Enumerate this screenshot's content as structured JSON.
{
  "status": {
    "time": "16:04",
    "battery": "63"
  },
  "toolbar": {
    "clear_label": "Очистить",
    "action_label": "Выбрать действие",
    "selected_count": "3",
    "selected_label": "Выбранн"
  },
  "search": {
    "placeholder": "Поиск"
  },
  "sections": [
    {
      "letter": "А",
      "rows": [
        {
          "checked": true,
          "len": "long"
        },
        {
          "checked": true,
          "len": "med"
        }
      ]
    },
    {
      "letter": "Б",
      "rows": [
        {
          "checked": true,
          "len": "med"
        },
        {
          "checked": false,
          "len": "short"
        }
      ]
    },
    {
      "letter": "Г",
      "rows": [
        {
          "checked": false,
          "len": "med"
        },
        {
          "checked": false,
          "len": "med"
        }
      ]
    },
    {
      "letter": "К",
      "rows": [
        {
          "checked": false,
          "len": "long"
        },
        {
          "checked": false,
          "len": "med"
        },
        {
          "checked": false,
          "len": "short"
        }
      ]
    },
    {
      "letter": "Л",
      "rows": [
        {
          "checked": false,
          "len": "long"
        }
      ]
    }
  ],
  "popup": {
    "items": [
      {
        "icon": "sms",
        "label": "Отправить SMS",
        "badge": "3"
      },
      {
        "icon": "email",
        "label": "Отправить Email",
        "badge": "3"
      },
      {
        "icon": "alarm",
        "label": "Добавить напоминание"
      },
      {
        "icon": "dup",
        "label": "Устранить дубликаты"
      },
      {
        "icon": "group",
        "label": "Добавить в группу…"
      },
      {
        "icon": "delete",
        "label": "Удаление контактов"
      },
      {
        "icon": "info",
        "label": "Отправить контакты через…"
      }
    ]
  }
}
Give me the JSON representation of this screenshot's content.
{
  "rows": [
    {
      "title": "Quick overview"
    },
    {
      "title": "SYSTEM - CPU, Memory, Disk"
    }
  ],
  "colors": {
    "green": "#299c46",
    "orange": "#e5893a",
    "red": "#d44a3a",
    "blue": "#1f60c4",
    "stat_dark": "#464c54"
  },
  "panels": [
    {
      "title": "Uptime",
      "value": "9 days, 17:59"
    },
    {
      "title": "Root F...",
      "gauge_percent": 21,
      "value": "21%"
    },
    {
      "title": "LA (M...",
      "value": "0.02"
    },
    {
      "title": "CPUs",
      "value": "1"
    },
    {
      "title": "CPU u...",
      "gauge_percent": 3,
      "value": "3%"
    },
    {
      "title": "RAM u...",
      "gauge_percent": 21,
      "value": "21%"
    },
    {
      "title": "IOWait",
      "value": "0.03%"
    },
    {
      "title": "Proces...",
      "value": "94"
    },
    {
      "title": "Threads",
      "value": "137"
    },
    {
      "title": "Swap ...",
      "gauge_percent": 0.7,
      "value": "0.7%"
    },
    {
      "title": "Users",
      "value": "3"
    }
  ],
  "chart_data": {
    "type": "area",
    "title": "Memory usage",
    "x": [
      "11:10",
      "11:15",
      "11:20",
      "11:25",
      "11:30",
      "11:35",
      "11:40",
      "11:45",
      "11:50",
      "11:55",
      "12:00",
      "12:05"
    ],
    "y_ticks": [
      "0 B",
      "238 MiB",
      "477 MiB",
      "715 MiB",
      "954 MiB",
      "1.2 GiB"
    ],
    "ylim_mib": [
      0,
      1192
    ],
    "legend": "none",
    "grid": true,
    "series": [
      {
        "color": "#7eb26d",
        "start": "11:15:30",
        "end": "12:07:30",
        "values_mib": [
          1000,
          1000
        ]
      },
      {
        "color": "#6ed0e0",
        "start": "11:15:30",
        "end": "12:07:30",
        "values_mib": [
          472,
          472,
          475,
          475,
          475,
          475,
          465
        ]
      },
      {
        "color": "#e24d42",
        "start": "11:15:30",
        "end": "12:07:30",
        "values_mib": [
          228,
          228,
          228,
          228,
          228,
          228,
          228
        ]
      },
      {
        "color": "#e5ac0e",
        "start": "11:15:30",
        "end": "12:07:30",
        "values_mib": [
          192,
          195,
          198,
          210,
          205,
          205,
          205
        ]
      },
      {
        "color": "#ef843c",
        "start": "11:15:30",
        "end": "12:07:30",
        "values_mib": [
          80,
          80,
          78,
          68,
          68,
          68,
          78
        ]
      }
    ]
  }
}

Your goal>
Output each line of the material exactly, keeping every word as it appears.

Exercise result>
Enumerate this screenshot's content as structured JSON.
{
  "status": {
    "time": "16:04",
    "battery": "63"
  },
  "toolbar": {
    "clear_label": "Очистить",
    "action_label": "Выбрать действие",
    "selected_count": "3",
    "selected_label": "Выбранн"
  },
  "search": {
    "placeholder": "Поиск"
  },
  "sections": [
    {
      "letter": "А",
      "rows": [
        {
          "checked": true,
          "len": "long"
        },
        {
          "checked": true,
          "len": "med"
        }
      ]
    },
    {
      "letter": "Б",
      "rows": [
        {
          "checked": true,
          "len": "med"
        },
        {
          "checked": false,
          "len": "short"
        }
      ]
    },
    {
      "letter": "Г",
      "rows": [
        {
          "checked": false,
          "len": "med"
        },
        {
          "checked": false,
          "len": "med"
        }
      ]
    },
    {
      "letter": "К",
      "rows": [
        {
          "checked": false,
          "len": "long"
        },
        {
          "checked": false,
          "len": "med"
        },
        {
          "checked": false,
          "len": "short"
        }
      ]
    },
    {
      "letter": "Л",
      "rows": [
        {
          "checked": false,
          "len": "long"
        }
      ]
    }
  ],
  "popup": {
    "items": [
      {
        "icon": "sms",
        "label": "Отправить SMS",
        "badge": "3"
      },
      {
        "icon": "email",
        "label": "Отправить Email",
        "badge": "3"
      },
      {
        "icon": "alarm",
        "label": "Добавить напоминание"
      },
      {
        "icon": "dup",
        "label": "Устранить дубликаты"
      },
      {
        "icon": "group",
        "label": "Добавить в группу…"
      },
      {
        "icon": "delete",
        "label": "Удаление контактов"
      },
      {
        "icon": "info",
        "label": "Отправить контакты через…"
      }
    ]
  }
}
Give me the JSON representation of this screenshot's content.
{
  "rows": [
    {
      "title": "Quick overview"
    },
    {
      "title": "SYSTEM - CPU, Memory, Disk"
    }
  ],
  "colors": {
    "green": "#299c46",
    "orange": "#e5893a",
    "red": "#d44a3a",
    "blue": "#1f60c4",
    "stat_dark": "#464c54"
  },
  "panels": [
    {
      "title": "Uptime",
      "value": "9 days, 17:59"
    },
    {
      "title": "Root F...",
      "gauge_percent": 21,
      "value": "21%"
    },
    {
      "title": "LA (M...",
      "value": "0.02"
    },
    {
      "title": "CPUs",
      "value": "1"
    },
    {
      "title": "CPU u...",
      "gauge_percent": 3,
      "value": "3%"
    },
    {
      "title": "RAM u...",
      "gauge_percent": 21,
      "value": "21%"
    },
    {
      "title": "IOWait",
      "value": "0.03%"
    },
    {
      "title": "Proces...",
      "value": "94"
    },
    {
      "title": "Threads",
      "value": "137"
    },
    {
      "title": "Swap ...",
      "gauge_percent": 0.7,
      "value": "0.7%"
    },
    {
      "title": "Users",
      "value": "3"
    }
  ],
  "chart_data": {
    "type": "area",
    "title": "Memory usage",
    "x": [
      "11:10",
      "11:15",
      "11:20",
      "11:25",
      "11:30",
      "11:35",
      "11:40",
      "11:45",
      "11:50",
      "11:55",
      "12:00",
      "12:05"
    ],
    "y_ticks": [
      "0 B",
      "238 MiB",
      "477 MiB",
      "715 MiB",
      "954 MiB",
      "1.2 GiB"
    ],
    "ylim_mib": [
      0,
      1192
    ],
    "legend": "none",
    "grid": true,
    "series": [
      {
        "color": "#7eb26d",
        "start": "11:15:30",
        "end": "12:07:30",
        "values_mib": [
          1000,
          1000
        ]
      },
      {
        "color": "#6ed0e0",
        "start": "11:15:30",
        "end": "12:07:30",
        "values_mib": [
          472,
          472,
          475,
          475,
          475,
          475,
          465
        ]
      },
      {
        "color": "#e24d42",
        "start": "11:15:30",
        "end": "12:07:30",
        "values_mib": [
          228,
          228,
          228,
          228,
          228,
          228,
          228
        ]
      },
      {
        "color": "#e5ac0e",
        "start": "11:15:30",
        "end": "12:07:30",
        "values_mib": [
          192,
          195,
          198,
          210,
          205,
          205,
          205
        ]
      },
      {
        "color": "#ef843c",
        "start": "11:15:30",
        "end": "12:07:30",
        "values_mib": [
          80,
          80,
          78,
          68,
          68,
          68,
          78
        ]
      }
    ]
  }
}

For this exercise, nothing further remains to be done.